Women can add interval exercises to almost any cardiovascular workout. In aerobic dance, dance class, Zumba or hip hop, music selections with a variety of beats per minute encourage speed intervals. You may do a slow number with simpler steps such as marching, or grapevines that use your full range of motion. Then switch to a faster routine with fast kicks, high jumps or deep squats and lunges. If your dance workout has a brisk but steady pace, use the breaks between songs to do 30-seconds of interval exercises such as running in place with your knees high, burpees, squat jumps or skipping rope.

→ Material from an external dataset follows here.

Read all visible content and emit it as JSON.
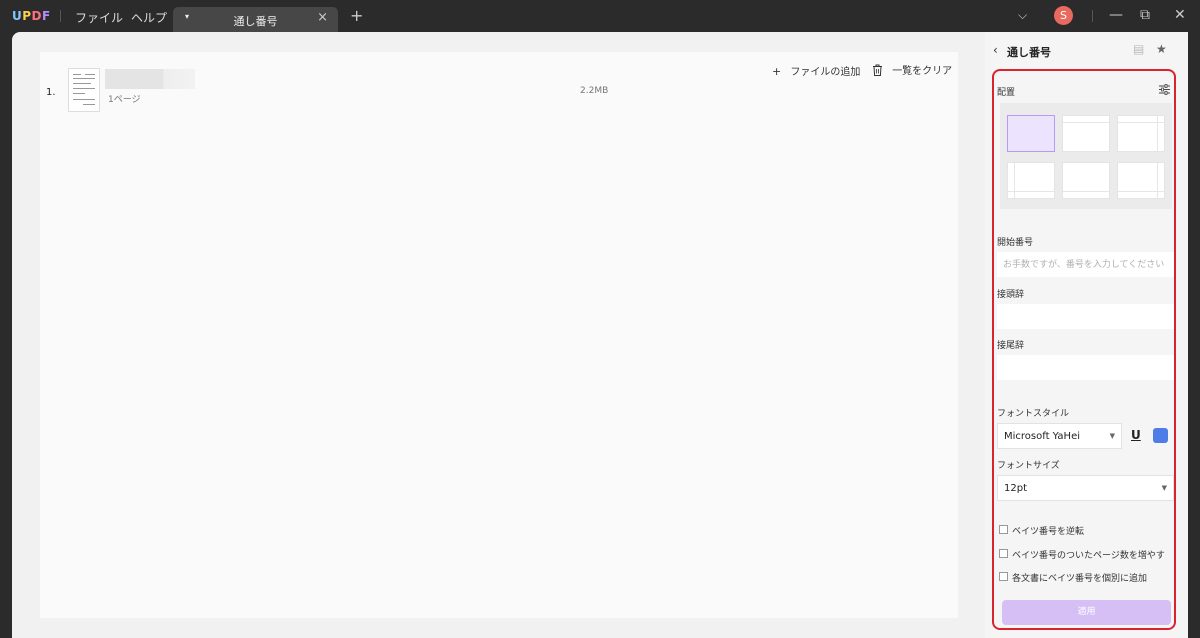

Many women beginning cardiovascular regimens opt for walking, jogging or running. Make the workout more vigorous by employing your own form of fartlek training. This Swedish interval training strategy loosely consists of warming up, moving at a vigorous pace, doing a speed interval, recovering and then repeating the process. If you walk for one hour, spend every five minutes doing a 30-second speed-walk. If you jog or run, pepper your workout with sprints and recovery periods. Consider varying your route as well, so that intervals consist of running up a steep hill and recovery periods are walking downhill.
Circuit training gives your an aerobic, flexibility and strengthening workout in one session. For women, combination workouts such as these are important because, as they age, they lose muscles mass and bone density, placing them at risk of developing osteoporosis. Begin an exercise circuit on a cardiovascular machines set on an interval program to keep the pace intense. Move quickly between stations so that you keep your heart rate high. A circuit might include interval training on an elliptical for up to 10 minutes, followed by doing pushups, crunches, situps, bench presses, hamstring curls, triceps dips and jumping jacks. Add more cardiovascular work by exercising on a stationary cycle, running on a treadmill or climbing a stair treadmill.
Aerobic exercise and interval training come together in most boot camp workouts. Like circuit training, the goal is to keep you moving and challenged with full-body exercises. A 40-year-old woman should strive to hit a target heart rate of around 145 beats per minute by doing high-impact calisthenics such as jumping jacks, military-style pushups, climbing a rope ladder, hauling a bag of sand across a field and kickboxing. Interval moves that also get women into the range of their target heart rate include sprinting uphill, leaping over hurdles, jumping up and down from a platform, moving through an obstacle course and doing deep squats.